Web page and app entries

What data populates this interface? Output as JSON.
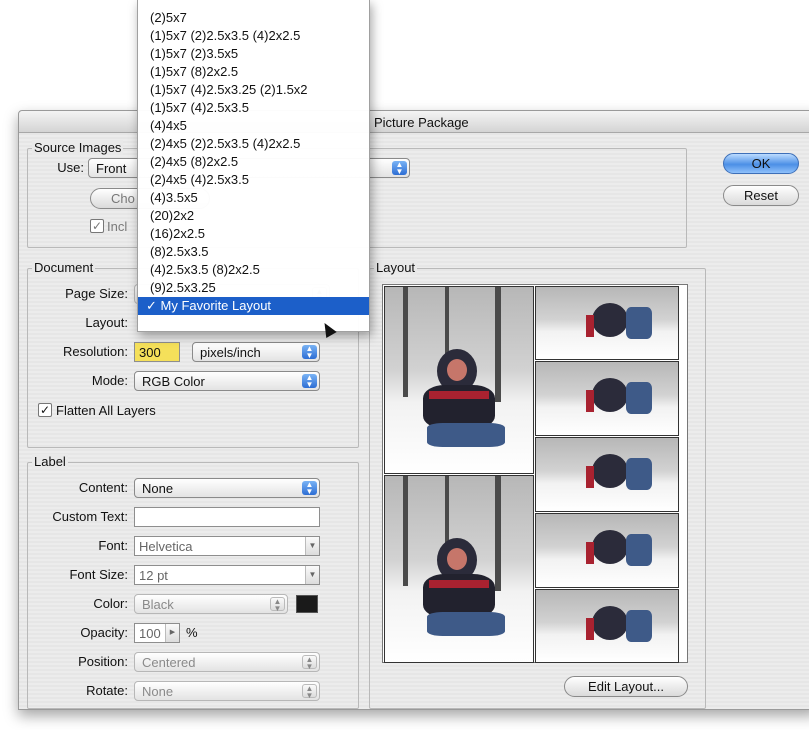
{
  "dialog": {
    "title": "Picture Package",
    "ok_label": "OK",
    "reset_label": "Reset"
  },
  "source": {
    "legend": "Source Images",
    "use_label": "Use:",
    "use_value": "Front",
    "choose_label": "Cho",
    "include_label": "Incl",
    "include_checked": true
  },
  "document": {
    "legend": "Document",
    "page_size_label": "Page Size:",
    "layout_label": "Layout:",
    "resolution_label": "Resolution:",
    "resolution_value": "300",
    "resolution_unit": "pixels/inch",
    "mode_label": "Mode:",
    "mode_value": "RGB Color",
    "flatten_label": "Flatten All Layers",
    "flatten_checked": true
  },
  "label": {
    "legend": "Label",
    "content_label": "Content:",
    "content_value": "None",
    "custom_text_label": "Custom Text:",
    "custom_text_value": "",
    "font_label": "Font:",
    "font_value": "Helvetica",
    "font_size_label": "Font Size:",
    "font_size_value": "12 pt",
    "color_label": "Color:",
    "color_value": "Black",
    "color_swatch": "#1a1a1a",
    "opacity_label": "Opacity:",
    "opacity_value": "100",
    "opacity_unit": "%",
    "position_label": "Position:",
    "position_value": "Centered",
    "rotate_label": "Rotate:",
    "rotate_value": "None"
  },
  "layout_panel": {
    "legend": "Layout",
    "edit_button": "Edit Layout..."
  },
  "layout_menu": {
    "items": [
      "(2)5x7",
      "(1)5x7 (2)2.5x3.5 (4)2x2.5",
      "(1)5x7 (2)3.5x5",
      "(1)5x7 (8)2x2.5",
      "(1)5x7 (4)2.5x3.25 (2)1.5x2",
      "(1)5x7 (4)2.5x3.5",
      "(4)4x5",
      "(2)4x5 (2)2.5x3.5 (4)2x2.5",
      "(2)4x5 (8)2x2.5",
      "(2)4x5 (4)2.5x3.5",
      "(4)3.5x5",
      "(20)2x2",
      "(16)2x2.5",
      "(8)2.5x3.5",
      "(4)2.5x3.5 (8)2x2.5",
      "(9)2.5x3.25"
    ],
    "selected": "✓ My Favorite Layout"
  },
  "colors": {
    "accent": "#1c5fc9",
    "highlight_field": "#f5e05a"
  }
}
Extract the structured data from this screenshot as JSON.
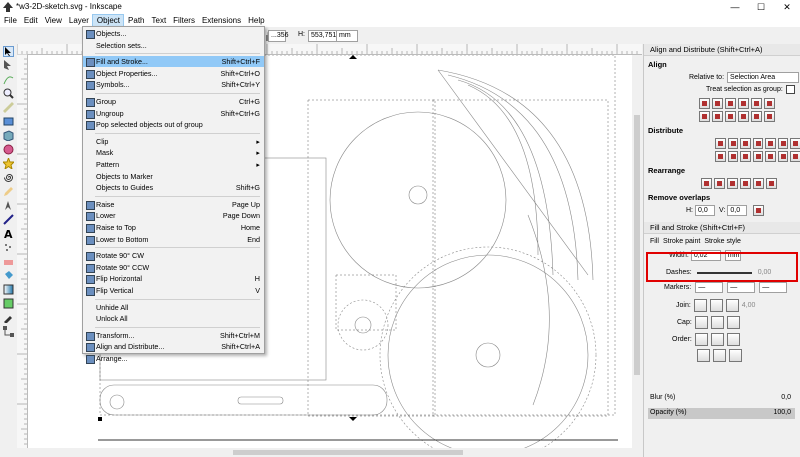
{
  "window": {
    "title": "*w3-2D-sketch.svg - Inkscape",
    "min": "—",
    "max": "☐",
    "close": "✕"
  },
  "menubar": [
    {
      "label": "File"
    },
    {
      "label": "Edit"
    },
    {
      "label": "View"
    },
    {
      "label": "Layer"
    },
    {
      "label": "Object",
      "active": true
    },
    {
      "label": "Path"
    },
    {
      "label": "Text"
    },
    {
      "label": "Filters"
    },
    {
      "label": "Extensions"
    },
    {
      "label": "Help"
    }
  ],
  "toolbar": {
    "w_value": "...356",
    "h_label": "H:",
    "h_value": "553,751",
    "unit": "mm"
  },
  "object_menu": {
    "items": [
      {
        "label": "Objects...",
        "shortcut": "",
        "icon": "objects-icon"
      },
      {
        "label": "Selection sets...",
        "shortcut": "",
        "icon": ""
      },
      {
        "label": "Fill and Stroke...",
        "shortcut": "Shift+Ctrl+F",
        "icon": "fill-stroke-icon",
        "highlighted": true
      },
      {
        "label": "Object Properties...",
        "shortcut": "Shift+Ctrl+O",
        "icon": "properties-icon"
      },
      {
        "label": "Symbols...",
        "shortcut": "Shift+Ctrl+Y",
        "icon": "symbols-icon"
      },
      {
        "label": "Group",
        "shortcut": "Ctrl+G",
        "icon": "group-icon"
      },
      {
        "label": "Ungroup",
        "shortcut": "Shift+Ctrl+G",
        "icon": "ungroup-icon"
      },
      {
        "label": "Pop selected objects out of group",
        "shortcut": "",
        "icon": "pop-group-icon"
      },
      {
        "label": "Clip",
        "shortcut": "▸",
        "icon": ""
      },
      {
        "label": "Mask",
        "shortcut": "▸",
        "icon": ""
      },
      {
        "label": "Pattern",
        "shortcut": "▸",
        "icon": ""
      },
      {
        "label": "Objects to Marker",
        "shortcut": "",
        "icon": ""
      },
      {
        "label": "Objects to Guides",
        "shortcut": "Shift+G",
        "icon": ""
      },
      {
        "label": "Raise",
        "shortcut": "Page Up",
        "icon": "raise-icon"
      },
      {
        "label": "Lower",
        "shortcut": "Page Down",
        "icon": "lower-icon"
      },
      {
        "label": "Raise to Top",
        "shortcut": "Home",
        "icon": "raise-top-icon"
      },
      {
        "label": "Lower to Bottom",
        "shortcut": "End",
        "icon": "lower-bottom-icon"
      },
      {
        "label": "Rotate 90° CW",
        "shortcut": "",
        "icon": "rotate-cw-icon"
      },
      {
        "label": "Rotate 90° CCW",
        "shortcut": "",
        "icon": "rotate-ccw-icon"
      },
      {
        "label": "Flip Horizontal",
        "shortcut": "H",
        "icon": "flip-h-icon"
      },
      {
        "label": "Flip Vertical",
        "shortcut": "V",
        "icon": "flip-v-icon"
      },
      {
        "label": "Unhide All",
        "shortcut": "",
        "icon": ""
      },
      {
        "label": "Unlock All",
        "shortcut": "",
        "icon": ""
      },
      {
        "label": "Transform...",
        "shortcut": "Shift+Ctrl+M",
        "icon": "transform-icon"
      },
      {
        "label": "Align and Distribute...",
        "shortcut": "Shift+Ctrl+A",
        "icon": "align-icon"
      },
      {
        "label": "Arrange...",
        "shortcut": "",
        "icon": "arrange-icon"
      }
    ]
  },
  "align_panel": {
    "header": "Align and Distribute (Shift+Ctrl+A)",
    "align_title": "Align",
    "relative_label": "Relative to:",
    "relative_value": "Selection Area",
    "treat_group": "Treat selection as group:",
    "distribute_title": "Distribute",
    "rearrange_title": "Rearrange",
    "remove_overlaps_title": "Remove overlaps",
    "h_label": "H:",
    "h_value": "0,0",
    "v_label": "V:",
    "v_value": "0,0"
  },
  "fill_stroke": {
    "header": "Fill and Stroke (Shift+Ctrl+F)",
    "tab_fill": "Fill",
    "tab_stroke_paint": "Stroke paint",
    "tab_stroke_style": "Stroke style",
    "width_label": "Width:",
    "width_value": "0,02",
    "width_unit": "mm",
    "dashes_label": "Dashes:",
    "dashes_value": "0,00",
    "markers_label": "Markers:",
    "join_label": "Join:",
    "join_value": "4,00",
    "cap_label": "Cap:",
    "order_label": "Order:",
    "blur_label": "Blur (%)",
    "blur_value": "0,0",
    "opacity_label": "Opacity (%)",
    "opacity_value": "100,0"
  },
  "colors": {
    "highlight": "#91c9f7",
    "red_box": "#e00000"
  }
}
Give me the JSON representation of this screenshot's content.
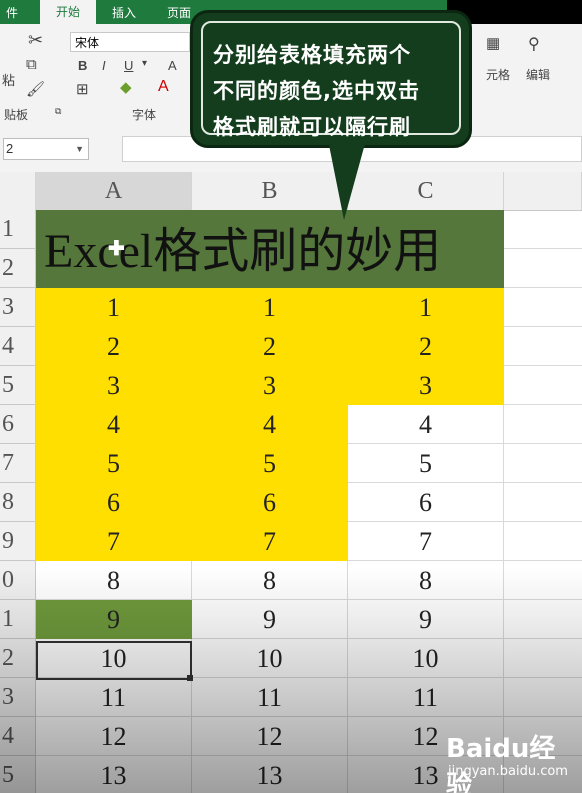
{
  "ribbon": {
    "tabs": [
      "件",
      "开始",
      "插入",
      "页面"
    ],
    "font_name": "宋体",
    "group_labels": [
      "贴板",
      "字体",
      "元格",
      "编辑"
    ],
    "bold": "B",
    "italic": "I",
    "underline": "U",
    "font_color_letter": "A"
  },
  "formula_bar": {
    "name_box": "2"
  },
  "callout": {
    "lines": [
      "分别给表格填充两个",
      "不同的颜色,选中双击",
      "格式刷就可以隔行刷"
    ]
  },
  "sheet": {
    "columns": [
      "A",
      "B",
      "C"
    ],
    "row_numbers": [
      "1",
      "2",
      "3",
      "4",
      "5",
      "6",
      "7",
      "8",
      "9",
      "0",
      "1",
      "2",
      "3",
      "4",
      "5"
    ],
    "title": "Excel格式刷的妙用",
    "rows": [
      {
        "a": "1",
        "b": "1",
        "c": "1"
      },
      {
        "a": "2",
        "b": "2",
        "c": "2"
      },
      {
        "a": "3",
        "b": "3",
        "c": "3"
      },
      {
        "a": "4",
        "b": "4",
        "c": "4"
      },
      {
        "a": "5",
        "b": "5",
        "c": "5"
      },
      {
        "a": "6",
        "b": "6",
        "c": "6"
      },
      {
        "a": "7",
        "b": "7",
        "c": "7"
      },
      {
        "a": "8",
        "b": "8",
        "c": "8"
      },
      {
        "a": "9",
        "b": "9",
        "c": "9"
      },
      {
        "a": "10",
        "b": "10",
        "c": "10"
      },
      {
        "a": "11",
        "b": "11",
        "c": "11"
      },
      {
        "a": "12",
        "b": "12",
        "c": "12"
      },
      {
        "a": "13",
        "b": "13",
        "c": "13"
      }
    ]
  },
  "colors": {
    "yellow_fill": "#ffdf00",
    "green_fill": "#6f9a3c",
    "title_fill": "#55773b",
    "callout_bg": "#133d1d"
  },
  "watermark": {
    "logo": "Baidu经验",
    "url": "jingyan.baidu.com"
  }
}
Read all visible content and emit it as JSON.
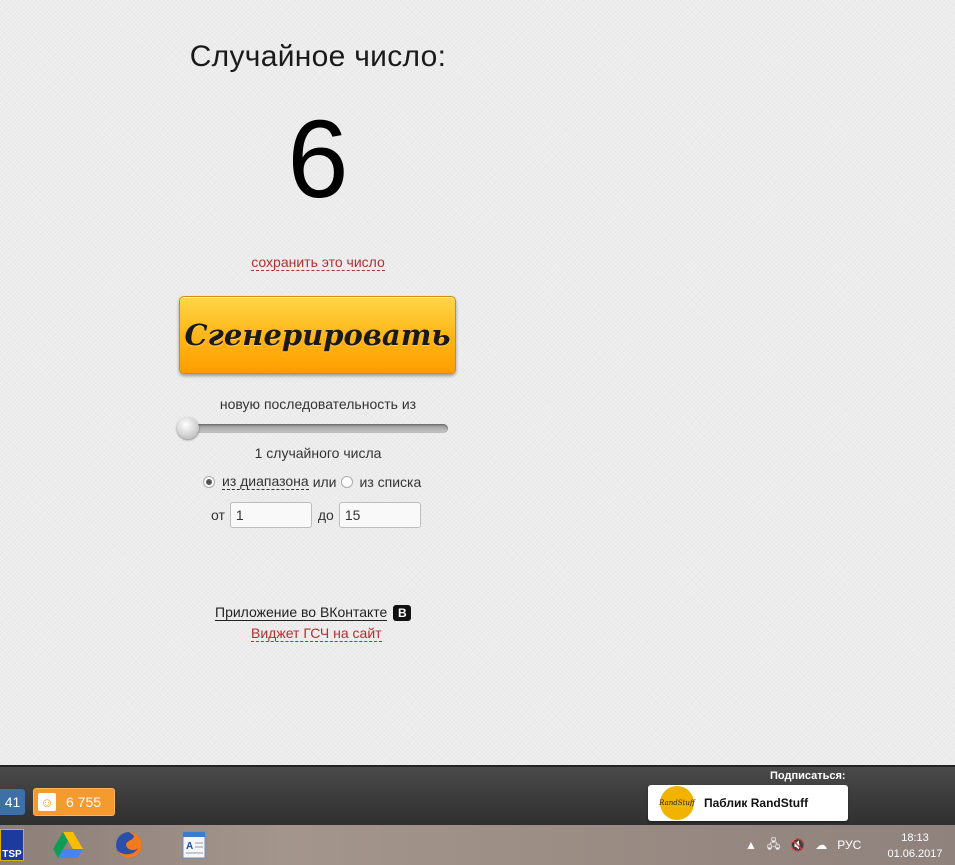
{
  "main": {
    "title": "Случайное число:",
    "number": "6",
    "save_link": "сохранить это число",
    "generate_button": "Сгенерировать",
    "sequence_label": "новую последовательность из",
    "slider_fraction": 0.0,
    "count_label": "1 случайного числа",
    "mode": {
      "range_label": "из диапазона",
      "or_text": "или",
      "list_label": "из списка",
      "selected": "range"
    },
    "range": {
      "from_label": "от",
      "from_value": "1",
      "to_label": "до",
      "to_value": "15"
    },
    "vk_app_link": "Приложение во ВКонтакте",
    "vk_icon": "В",
    "widget_link": "Виджет ГСЧ на сайт"
  },
  "share_bar": {
    "vk_count": "41",
    "ok_count": "6 755",
    "subscribe_label": "Подписаться:",
    "public_name": "Паблик RandStuff",
    "public_logo_text": "RandStuff"
  },
  "taskbar": {
    "tsp_label": "TSP",
    "language": "РУС",
    "time": "18:13",
    "date": "01.06.2017"
  }
}
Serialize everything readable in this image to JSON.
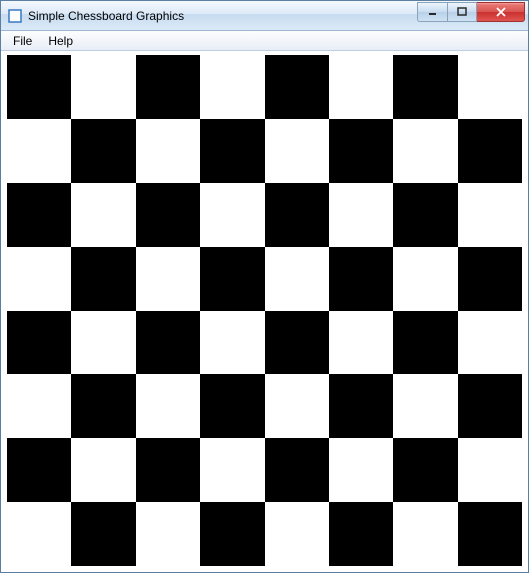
{
  "window": {
    "title": "Simple Chessboard Graphics"
  },
  "menu": {
    "file": "File",
    "help": "Help"
  },
  "board": {
    "rows": 8,
    "cols": 8,
    "colors": {
      "light": "#ffffff",
      "dark": "#000000"
    }
  }
}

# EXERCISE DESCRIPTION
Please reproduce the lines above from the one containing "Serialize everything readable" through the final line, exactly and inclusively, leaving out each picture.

# ANSWER SECTION
Serialize everything readable in this image to JSON.
{
  "window": {
    "title": "Simple Chessboard Graphics"
  },
  "menu": {
    "file": "File",
    "help": "Help"
  },
  "board": {
    "rows": 8,
    "cols": 8,
    "colors": {
      "light": "#ffffff",
      "dark": "#000000"
    }
  }
}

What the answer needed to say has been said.